The Crochet Club helps beginners learn the art

Pearson Scott Foresman, Public domain, via Wikimedia Commons

By Nancy Azzam

There are many stereotypes of crocheting, such as that it’s a hobby for “old ladies,” or that it’s strictly done by women. The Crochet Club on campus illustrates that these stereotypes of the art are very much not true. Crochet Club seeks to provide a space for those new to crocheting to learn and those who have experience to talk with like-minded artists.

During Crochet Club meetings, members share new techniques and crochet patterns members have created. After introducing the patterns, the club officers assist members who need help with their pieces.

Although there are people of all different skill levels in Crochet Club, most members are beginners. The officers take the time to teach everyone who needs help while providing them with supplies.

Most of the members work on the same project as the officers. However, members of the club are free to crochet a specific item and are able to use a Google Form to request a pattern and work on that pattern in the following meetings.

The club was founded in 2021 by senior Sarah Elyashev who was later accompanied by her co-president and junior Claudia Shin.

Elyashev has a passion for crocheting and thought it would be fun to have an environment at school where students could meet new people while also developing their crochet skills.
“I have been interested in all types of arts since I was very young, but crocheting is actually pretty new to me,” Elyashev said. “I made very small crochet pieces with a rainbow loom hook in third grade, but I started taking it more seriously in 2020, right after quarantine began.”
For both leaders of the club, crocheting is relatively new, which is why they are so focused on helping beginners learn the art.

“When I first became co-president of Crochet Club in 2021, I’d actually only crocheted for about a year,” Shin said. “Before that, I had learned how to knit when I was really young, probably around five years old.”

In the future, the club aspires to expand the types of crocheting that they do.
Another possible addition to the club that they are considering is organizing projects where the pieces crocheted in the club can be donated.

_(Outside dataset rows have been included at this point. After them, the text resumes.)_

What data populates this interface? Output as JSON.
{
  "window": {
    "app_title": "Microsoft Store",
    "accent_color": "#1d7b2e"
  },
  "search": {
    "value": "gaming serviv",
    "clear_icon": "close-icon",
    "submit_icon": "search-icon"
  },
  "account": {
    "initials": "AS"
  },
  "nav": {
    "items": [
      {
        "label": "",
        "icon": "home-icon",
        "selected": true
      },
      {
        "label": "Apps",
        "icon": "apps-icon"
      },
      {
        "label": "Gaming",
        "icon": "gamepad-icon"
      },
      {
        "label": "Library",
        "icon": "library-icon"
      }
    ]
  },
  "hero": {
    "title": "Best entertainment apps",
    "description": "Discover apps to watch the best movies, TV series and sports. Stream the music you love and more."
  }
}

For example, the co-presidents have discussed having members crochet clothing pieces, such as gloves and scarves for the homeless.

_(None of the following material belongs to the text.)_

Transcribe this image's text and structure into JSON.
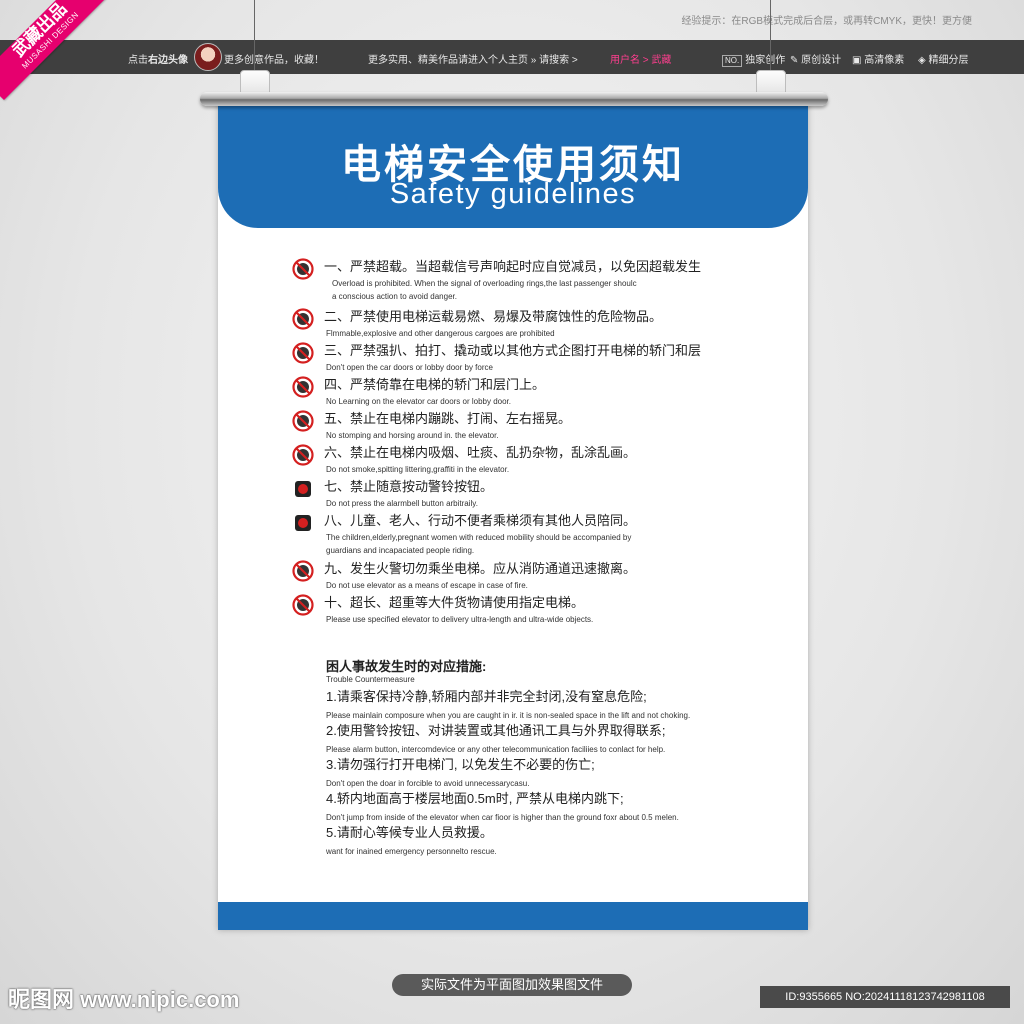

“I’ve seen people create a lot of cool things in our club, but I would say the most exciting thing is when people start to get the hang of crocheting,” Elyashev said. “Crocheting can have a steep learning curve and is a little frustrating when first starting out. Seeing people finally understand and have fun creating whatever they want is very rewarding.”